Ten states increased cow numbers compared to September 2018, with the largest jumps in Texas (+30,000 head), Idaho (+17,000) and Colorado (+10,000). Largest declines were in Pennsylvania (-32,000) and Arizona (-11,000). Wisconsin, Indiana and Virginia were each down 6,000 to 8,000 head, with California, Illinois and Minnesota down 5,000 head from the year before.

Compared to August 2019, cow numbers grew by 3,000 head each in Texas and New Mexico, were up 2,000 head in South Dakota and grew by 1,000 head each in Colorado, Michigan, Ohio and Oregon. Those increases were only partially offset by declines of about 1,000 head each in California, Georgia, Minnesota, Vermont and Virginia.

Nationwide and in the 24 major dairy states, September 2019’s increase in milk output per cow compared to a year earlier was the strongest since January. Cows in 21 states yielded higher milk output per cow in September compared to the same month a year earlier (Table 2). Biggest gains were in Texas (+70 pounds) and Michigan (+50 pounds per cow), which continues to be the national leader in milk output per cow.

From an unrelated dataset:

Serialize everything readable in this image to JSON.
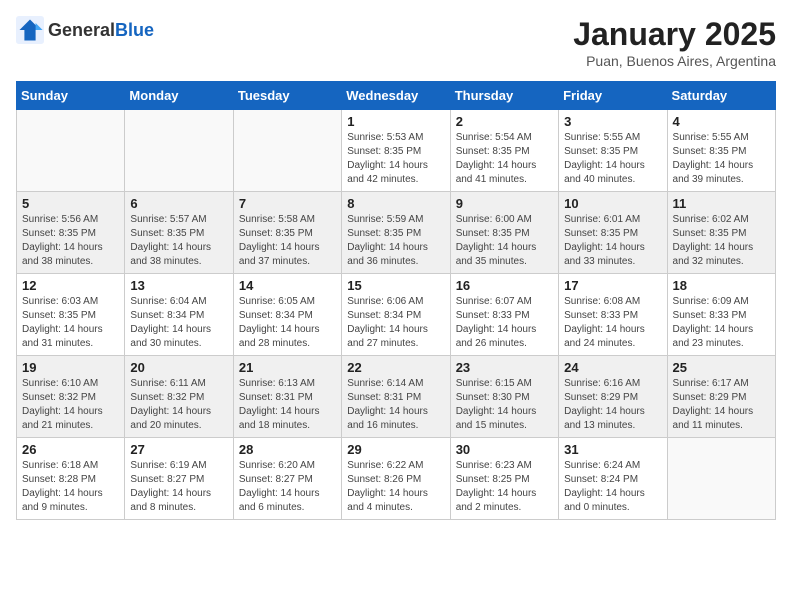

102119 natzke punds tbl2

Among all major states, Texas led in terms of milk volume and percentage growth in September 2019, up 97 million pounds (9.3%) from a year earlier. California output was up 51 million pounds (1.6%), and Idaho production was up 45 million pounds (3.6%). Wisconsin milk production was up 14 million pounds, a modest 0.6% growth.

Pennsylvania production was down 32 million pounds (-3.8%), while Arizona production was down 18 million pounds (-4.9%).

The USDA’s latest outlook report raised milk production forecasts for both 2019 and 2020 but also projects slightly higher prices for most categories of milk. Higher corn and soybean prices are also forecast.

(Read: USDA forecasts more milk but slightly better prices too)

Looking at the next five quarters, the USDA forecasts highest prices in the fourth quarter of 2019, but strength in cheese prices should support Class III and all-milk prices through 2020. The 2020 all-milk price is forecast at $18.85 per hundredweight (cwt), up about 45 cents per cwt from this year’s anticipated average.

The USDA’s Livestock, Dairy and Poultry Outlook report, released Oct. 17, forecasts prices for cull cows (beef and dairy cows combined) to weaken in the fourth quarter of 2019, with the annual average $56 per cwt slightly lower than 2018’s average ($57.43 per cwt). Looking into 2020, the USDA forecast is for another $1 per cwt decline.

Cropp and Stephenson seek market clarity

The USDA’s latest numbers added confusion to dairy markets, according to Mark Stephenson, director of dairy policy analysis, and Bob Cropp, dairy economics professor emeritus at the University of Wisconsin – Madison.

In their monthly podcast, they said the improvement in milk prices has provided incentives to boost milk production, but much of the gain appears to be in increased milk production per cow – despite localized reports of lower feed quality.

Gyrating cheese markets themselves have also been confusing. Cropp said the lengthy stretch of minimal U.S. milk production growth seems to contradict an increase in cheese production.

Looking outside the U.S., Cropp said drought and environmental regulations are impacting milk production in other major dairy exporting regions.

Noting Chicago Mercantile Exchange (CME) futures have improved somewhat, Cropp remains optimistic milk prices will strengthen, averaging in the strong $17s for the first half of 2020 and the strong $18s for the second half of the year, with an overall average about $1 per cwt higher than 2019.

Stephenson expresses similar sentiments and may be even more optimistic regarding prices toward the end of 2020. He doesn’t see any signs of big surges in milk supplies in the U.S. and worldwide, but worries a global economic downturn could negatively impact demand.  end mark

Dave Natzke